After reading the response of Sylvanus Okpala to critics who have descended heavily on the Eagles after the September 8 match that ended 2-2 in Liberia, Chief Adokiye Amiesimaka made further observations. They appear indisputable.
“We are no longer producing great players,” he said, noting that the challenge had gone beyond assembling players and scaling through some matches.
Segun Odegbami and Adokiye were among the numerous Nigerians who frowned at the result of the 2013 Nations Cup match in Monrovia.
They said the result was not acceptable and that in their time Nigeria easily overran the likes of Liberia.
Okpala, one of the assistants of Stephen Keshi, admitted that Eagles did not live up to expectation in that match and accepted the criticisms in good faith.
But he added that there were no longer minnows in football and recalled that even in the time of Adokiye and Odegbami Liberia also drew with Nigeria in matches the Eagles admitted that Liberia were better. And these happened at a time Nigeria was a giant to Liberia in football.
“With the likes of Christian Chukwu, Adokiye, Odegbami, Tunde Bamidele, Emma Okala, late Muda Lawal the Green Eagles were, arguably, the best in the continent but Liberia drew with them two times, once in 1979 and in 1981, although Chukwu and Okala had retired at the time we played the second friendly match in 1981,” Okpala said, adding that Liberia had always presented a strong opposition to Nigeria although Eagles beat them 2-0 in a friendly last February.
Adokiye further reacted saying that “friendly match is a VIRTUAL COMPETITION where the main objective may not be to win.”
But his reaction made it clear that he was not referring only to the current Eagles team but all the senior national teams since after the Clemence Westerhof era. Said he:
“Inconsistency has become a consistent feature of our senior team. The fact is that in the last 13 years or so, after Westerhof’s 1989-1994 set (the last set of carefully picked and groomed players), we have consistently found it seriously challenging to beat even the smallest teams in Africa.
Others may be growing but we have stagnated and are even retrogressing. We no longer produce players.

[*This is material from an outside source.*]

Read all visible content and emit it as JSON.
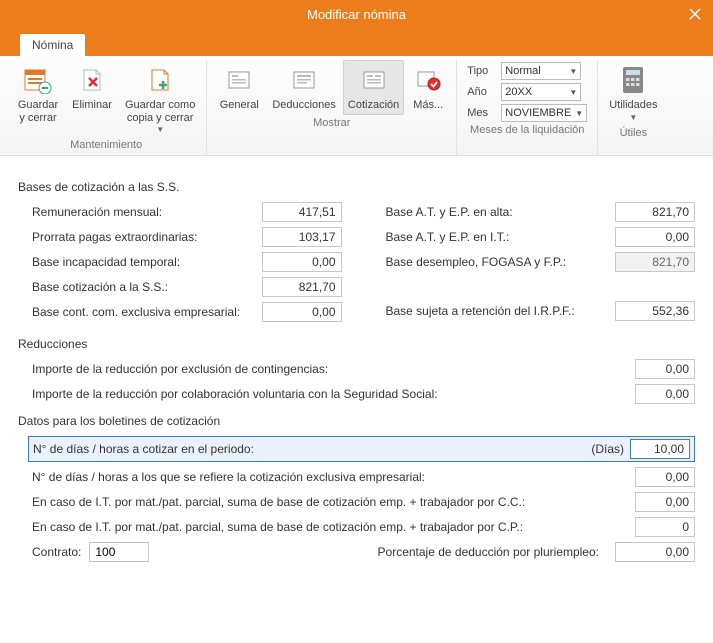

This is the issue.”
Okpala would also not dispute this and said that it was for this reason, that a rebuilding process was on to produce a strong team for Nigeria.
He added that this would take time and that Nigerians needed to be more patient, considering the poor state of the game at the time they took over.